■ **Instructions for the task**
The whole listing below is to be repeated without alteration.

[Provided data Boundary: Start]

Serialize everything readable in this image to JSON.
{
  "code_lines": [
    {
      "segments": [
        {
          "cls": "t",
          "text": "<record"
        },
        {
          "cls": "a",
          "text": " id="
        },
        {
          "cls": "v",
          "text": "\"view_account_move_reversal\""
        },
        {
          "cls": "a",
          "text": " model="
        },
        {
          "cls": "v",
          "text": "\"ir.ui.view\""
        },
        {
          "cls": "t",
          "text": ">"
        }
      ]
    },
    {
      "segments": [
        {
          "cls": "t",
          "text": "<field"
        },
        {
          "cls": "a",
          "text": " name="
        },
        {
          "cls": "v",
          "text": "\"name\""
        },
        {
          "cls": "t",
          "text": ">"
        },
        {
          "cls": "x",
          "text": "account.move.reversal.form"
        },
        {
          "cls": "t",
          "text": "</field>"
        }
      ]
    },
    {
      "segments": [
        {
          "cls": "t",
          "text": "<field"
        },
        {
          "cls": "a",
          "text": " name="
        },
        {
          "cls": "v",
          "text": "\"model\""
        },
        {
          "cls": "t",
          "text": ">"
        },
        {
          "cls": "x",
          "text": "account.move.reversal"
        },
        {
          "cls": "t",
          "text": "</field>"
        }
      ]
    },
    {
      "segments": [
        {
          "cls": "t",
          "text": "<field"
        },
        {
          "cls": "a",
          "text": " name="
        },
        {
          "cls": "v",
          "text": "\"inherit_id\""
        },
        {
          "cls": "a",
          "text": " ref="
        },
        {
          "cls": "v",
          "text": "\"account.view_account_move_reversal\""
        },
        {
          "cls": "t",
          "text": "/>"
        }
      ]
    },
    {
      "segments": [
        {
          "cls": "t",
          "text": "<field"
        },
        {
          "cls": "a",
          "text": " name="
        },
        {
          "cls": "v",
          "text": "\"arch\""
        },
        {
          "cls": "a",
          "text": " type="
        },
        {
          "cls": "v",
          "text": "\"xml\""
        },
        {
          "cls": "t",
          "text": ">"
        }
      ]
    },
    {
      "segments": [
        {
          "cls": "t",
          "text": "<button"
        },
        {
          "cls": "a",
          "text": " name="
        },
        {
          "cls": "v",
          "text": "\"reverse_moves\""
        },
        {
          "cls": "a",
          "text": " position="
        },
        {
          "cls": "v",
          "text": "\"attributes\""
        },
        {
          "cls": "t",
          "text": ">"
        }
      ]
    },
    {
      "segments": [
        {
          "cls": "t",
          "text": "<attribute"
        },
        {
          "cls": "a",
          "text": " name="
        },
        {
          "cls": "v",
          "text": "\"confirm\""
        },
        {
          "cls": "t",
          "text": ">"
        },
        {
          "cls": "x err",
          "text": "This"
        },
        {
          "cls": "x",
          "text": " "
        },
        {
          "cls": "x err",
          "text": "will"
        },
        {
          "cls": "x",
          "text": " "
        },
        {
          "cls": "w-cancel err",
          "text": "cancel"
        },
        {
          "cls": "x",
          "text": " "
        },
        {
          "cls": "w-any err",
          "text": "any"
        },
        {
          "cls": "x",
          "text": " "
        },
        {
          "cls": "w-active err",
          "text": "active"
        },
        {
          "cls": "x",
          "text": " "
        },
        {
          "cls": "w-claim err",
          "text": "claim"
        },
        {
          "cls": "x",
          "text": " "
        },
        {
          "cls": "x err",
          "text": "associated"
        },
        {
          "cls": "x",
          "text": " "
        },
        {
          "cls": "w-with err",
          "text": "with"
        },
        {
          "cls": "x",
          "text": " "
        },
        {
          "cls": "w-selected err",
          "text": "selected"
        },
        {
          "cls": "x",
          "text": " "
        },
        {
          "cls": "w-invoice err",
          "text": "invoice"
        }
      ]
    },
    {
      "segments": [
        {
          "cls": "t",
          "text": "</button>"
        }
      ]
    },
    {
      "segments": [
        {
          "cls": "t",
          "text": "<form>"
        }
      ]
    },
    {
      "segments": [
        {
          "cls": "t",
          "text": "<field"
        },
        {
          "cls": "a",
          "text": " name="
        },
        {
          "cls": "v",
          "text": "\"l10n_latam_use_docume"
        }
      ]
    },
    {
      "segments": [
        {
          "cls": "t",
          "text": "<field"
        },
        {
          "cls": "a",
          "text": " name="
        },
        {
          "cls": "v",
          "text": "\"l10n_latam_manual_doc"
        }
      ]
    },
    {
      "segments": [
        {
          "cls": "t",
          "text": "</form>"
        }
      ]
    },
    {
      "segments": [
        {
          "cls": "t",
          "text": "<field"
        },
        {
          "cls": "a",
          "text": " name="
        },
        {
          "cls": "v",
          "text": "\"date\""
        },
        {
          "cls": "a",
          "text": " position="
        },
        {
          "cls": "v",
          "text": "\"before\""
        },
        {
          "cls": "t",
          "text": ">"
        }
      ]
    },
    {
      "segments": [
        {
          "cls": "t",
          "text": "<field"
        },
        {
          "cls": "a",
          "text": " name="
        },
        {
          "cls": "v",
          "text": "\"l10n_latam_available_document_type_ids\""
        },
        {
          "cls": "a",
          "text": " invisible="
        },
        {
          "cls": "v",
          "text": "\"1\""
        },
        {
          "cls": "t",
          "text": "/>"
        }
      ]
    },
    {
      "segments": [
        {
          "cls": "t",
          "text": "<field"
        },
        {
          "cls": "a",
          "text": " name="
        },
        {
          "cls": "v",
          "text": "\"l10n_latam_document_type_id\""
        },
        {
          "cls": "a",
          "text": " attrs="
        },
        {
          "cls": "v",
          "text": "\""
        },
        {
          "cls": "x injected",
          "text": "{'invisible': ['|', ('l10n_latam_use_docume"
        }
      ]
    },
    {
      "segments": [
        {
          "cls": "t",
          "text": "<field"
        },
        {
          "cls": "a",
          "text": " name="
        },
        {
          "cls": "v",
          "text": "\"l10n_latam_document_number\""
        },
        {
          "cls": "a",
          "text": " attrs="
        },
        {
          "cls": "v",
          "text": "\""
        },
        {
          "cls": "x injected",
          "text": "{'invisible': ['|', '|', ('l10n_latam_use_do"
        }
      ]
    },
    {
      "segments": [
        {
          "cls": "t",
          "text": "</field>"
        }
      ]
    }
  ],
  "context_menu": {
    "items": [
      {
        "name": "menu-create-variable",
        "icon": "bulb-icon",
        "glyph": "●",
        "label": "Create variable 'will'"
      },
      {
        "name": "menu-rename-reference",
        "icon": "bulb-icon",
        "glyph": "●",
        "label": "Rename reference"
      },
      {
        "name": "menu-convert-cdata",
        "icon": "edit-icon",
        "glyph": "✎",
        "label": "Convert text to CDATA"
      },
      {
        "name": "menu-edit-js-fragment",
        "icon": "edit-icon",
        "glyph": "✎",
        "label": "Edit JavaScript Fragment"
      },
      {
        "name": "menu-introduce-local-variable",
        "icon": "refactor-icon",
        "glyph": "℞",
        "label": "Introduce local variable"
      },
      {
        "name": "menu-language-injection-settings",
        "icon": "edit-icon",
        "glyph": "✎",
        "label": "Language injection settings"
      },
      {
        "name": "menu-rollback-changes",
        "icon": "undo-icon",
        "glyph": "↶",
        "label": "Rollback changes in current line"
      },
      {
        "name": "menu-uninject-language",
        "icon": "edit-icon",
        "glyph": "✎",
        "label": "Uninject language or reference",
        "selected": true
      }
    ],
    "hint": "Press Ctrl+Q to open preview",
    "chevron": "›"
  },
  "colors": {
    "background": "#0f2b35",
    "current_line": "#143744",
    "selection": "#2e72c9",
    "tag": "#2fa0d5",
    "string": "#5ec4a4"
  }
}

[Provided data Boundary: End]

■ **Written reply**
Serialize everything readable in this image to JSON.
{
  "code_lines": [
    {
      "segments": [
        {
          "cls": "t",
          "text": "<record"
        },
        {
          "cls": "a",
          "text": " id="
        },
        {
          "cls": "v",
          "text": "\"view_account_move_reversal\""
        },
        {
          "cls": "a",
          "text": " model="
        },
        {
          "cls": "v",
          "text": "\"ir.ui.view\""
        },
        {
          "cls": "t",
          "text": ">"
        }
      ]
    },
    {
      "segments": [
        {
          "cls": "t",
          "text": "<field"
        },
        {
          "cls": "a",
          "text": " name="
        },
        {
          "cls": "v",
          "text": "\"name\""
        },
        {
          "cls": "t",
          "text": ">"
        },
        {
          "cls": "x",
          "text": "account.move.reversal.form"
        },
        {
          "cls": "t",
          "text": "</field>"
        }
      ]
    },
    {
      "segments": [
        {
          "cls": "t",
          "text": "<field"
        },
        {
          "cls": "a",
          "text": " name="
        },
        {
          "cls": "v",
          "text": "\"model\""
        },
        {
          "cls": "t",
          "text": ">"
        },
        {
          "cls": "x",
          "text": "account.move.reversal"
        },
        {
          "cls": "t",
          "text": "</field>"
        }
      ]
    },
    {
      "segments": [
        {
          "cls": "t",
          "text": "<field"
        },
        {
          "cls": "a",
          "text": " name="
        },
        {
          "cls": "v",
          "text": "\"inherit_id\""
        },
        {
          "cls": "a",
          "text": " ref="
        },
        {
          "cls": "v",
          "text": "\"account.view_account_move_reversal\""
        },
        {
          "cls": "t",
          "text": "/>"
        }
      ]
    },
    {
      "segments": [
        {
          "cls": "t",
          "text": "<field"
        },
        {
          "cls": "a",
          "text": " name="
        },
        {
          "cls": "v",
          "text": "\"arch\""
        },
        {
          "cls": "a",
          "text": " type="
        },
        {
          "cls": "v",
          "text": "\"xml\""
        },
        {
          "cls": "t",
          "text": ">"
        }
      ]
    },
    {
      "segments": [
        {
          "cls": "t",
          "text": "<button"
        },
        {
          "cls": "a",
          "text": " name="
        },
        {
          "cls": "v",
          "text": "\"reverse_moves\""
        },
        {
          "cls": "a",
          "text": " position="
        },
        {
          "cls": "v",
          "text": "\"attributes\""
        },
        {
          "cls": "t",
          "text": ">"
        }
      ]
    },
    {
      "segments": [
        {
          "cls": "t",
          "text": "<attribute"
        },
        {
          "cls": "a",
          "text": " name="
        },
        {
          "cls": "v",
          "text": "\"confirm\""
        },
        {
          "cls": "t",
          "text": ">"
        },
        {
          "cls": "x err",
          "text": "This"
        },
        {
          "cls": "x",
          "text": " "
        },
        {
          "cls": "x err",
          "text": "will"
        },
        {
          "cls": "x",
          "text": " "
        },
        {
          "cls": "w-cancel err",
          "text": "cancel"
        },
        {
          "cls": "x",
          "text": " "
        },
        {
          "cls": "w-any err",
          "text": "any"
        },
        {
          "cls": "x",
          "text": " "
        },
        {
          "cls": "w-active err",
          "text": "active"
        },
        {
          "cls": "x",
          "text": " "
        },
        {
          "cls": "w-claim err",
          "text": "claim"
        },
        {
          "cls": "x",
          "text": " "
        },
        {
          "cls": "x err",
          "text": "associated"
        },
        {
          "cls": "x",
          "text": " "
        },
        {
          "cls": "w-with err",
          "text": "with"
        },
        {
          "cls": "x",
          "text": " "
        },
        {
          "cls": "w-selected err",
          "text": "selected"
        },
        {
          "cls": "x",
          "text": " "
        },
        {
          "cls": "w-invoice err",
          "text": "invoice"
        }
      ]
    },
    {
      "segments": [
        {
          "cls": "t",
          "text": "</button>"
        }
      ]
    },
    {
      "segments": [
        {
          "cls": "t",
          "text": "<form>"
        }
      ]
    },
    {
      "segments": [
        {
          "cls": "t",
          "text": "<field"
        },
        {
          "cls": "a",
          "text": " name="
        },
        {
          "cls": "v",
          "text": "\"l10n_latam_use_docume"
        }
      ]
    },
    {
      "segments": [
        {
          "cls": "t",
          "text": "<field"
        },
        {
          "cls": "a",
          "text": " name="
        },
        {
          "cls": "v",
          "text": "\"l10n_latam_manual_doc"
        }
      ]
    },
    {
      "segments": [
        {
          "cls": "t",
          "text": "</form>"
        }
      ]
    },
    {
      "segments": [
        {
          "cls": "t",
          "text": "<field"
        },
        {
          "cls": "a",
          "text": " name="
        },
        {
          "cls": "v",
          "text": "\"date\""
        },
        {
          "cls": "a",
          "text": " position="
        },
        {
          "cls": "v",
          "text": "\"before\""
        },
        {
          "cls": "t",
          "text": ">"
        }
      ]
    },
    {
      "segments": [
        {
          "cls": "t",
          "text": "<field"
        },
        {
          "cls": "a",
          "text": " name="
        },
        {
          "cls": "v",
          "text": "\"l10n_latam_available_document_type_ids\""
        },
        {
          "cls": "a",
          "text": " invisible="
        },
        {
          "cls": "v",
          "text": "\"1\""
        },
        {
          "cls": "t",
          "text": "/>"
        }
      ]
    },
    {
      "segments": [
        {
          "cls": "t",
          "text": "<field"
        },
        {
          "cls": "a",
          "text": " name="
        },
        {
          "cls": "v",
          "text": "\"l10n_latam_document_type_id\""
        },
        {
          "cls": "a",
          "text": " attrs="
        },
        {
          "cls": "v",
          "text": "\""
        },
        {
          "cls": "x injected",
          "text": "{'invisible': ['|', ('l10n_latam_use_docume"
        }
      ]
    },
    {
      "segments": [
        {
          "cls": "t",
          "text": "<field"
        },
        {
          "cls": "a",
          "text": " name="
        },
        {
          "cls": "v",
          "text": "\"l10n_latam_document_number\""
        },
        {
          "cls": "a",
          "text": " attrs="
        },
        {
          "cls": "v",
          "text": "\""
        },
        {
          "cls": "x injected",
          "text": "{'invisible': ['|', '|', ('l10n_latam_use_do"
        }
      ]
    },
    {
      "segments": [
        {
          "cls": "t",
          "text": "</field>"
        }
      ]
    }
  ],
  "context_menu": {
    "items": [
      {
        "name": "menu-create-variable",
        "icon": "bulb-icon",
        "glyph": "●",
        "label": "Create variable 'will'"
      },
      {
        "name": "menu-rename-reference",
        "icon": "bulb-icon",
        "glyph": "●",
        "label": "Rename reference"
      },
      {
        "name": "menu-convert-cdata",
        "icon": "edit-icon",
        "glyph": "✎",
        "label": "Convert text to CDATA"
      },
      {
        "name": "menu-edit-js-fragment",
        "icon": "edit-icon",
        "glyph": "✎",
        "label": "Edit JavaScript Fragment"
      },
      {
        "name": "menu-introduce-local-variable",
        "icon": "refactor-icon",
        "glyph": "℞",
        "label": "Introduce local variable"
      },
      {
        "name": "menu-language-injection-settings",
        "icon": "edit-icon",
        "glyph": "✎",
        "label": "Language injection settings"
      },
      {
        "name": "menu-rollback-changes",
        "icon": "undo-icon",
        "glyph": "↶",
        "label": "Rollback changes in current line"
      },
      {
        "name": "menu-uninject-language",
        "icon": "edit-icon",
        "glyph": "✎",
        "label": "Uninject language or reference",
        "selected": true
      }
    ],
    "hint": "Press Ctrl+Q to open preview",
    "chevron": "›"
  },
  "colors": {
    "background": "#0f2b35",
    "current_line": "#143744",
    "selection": "#2e72c9",
    "tag": "#2fa0d5",
    "string": "#5ec4a4"
  }
}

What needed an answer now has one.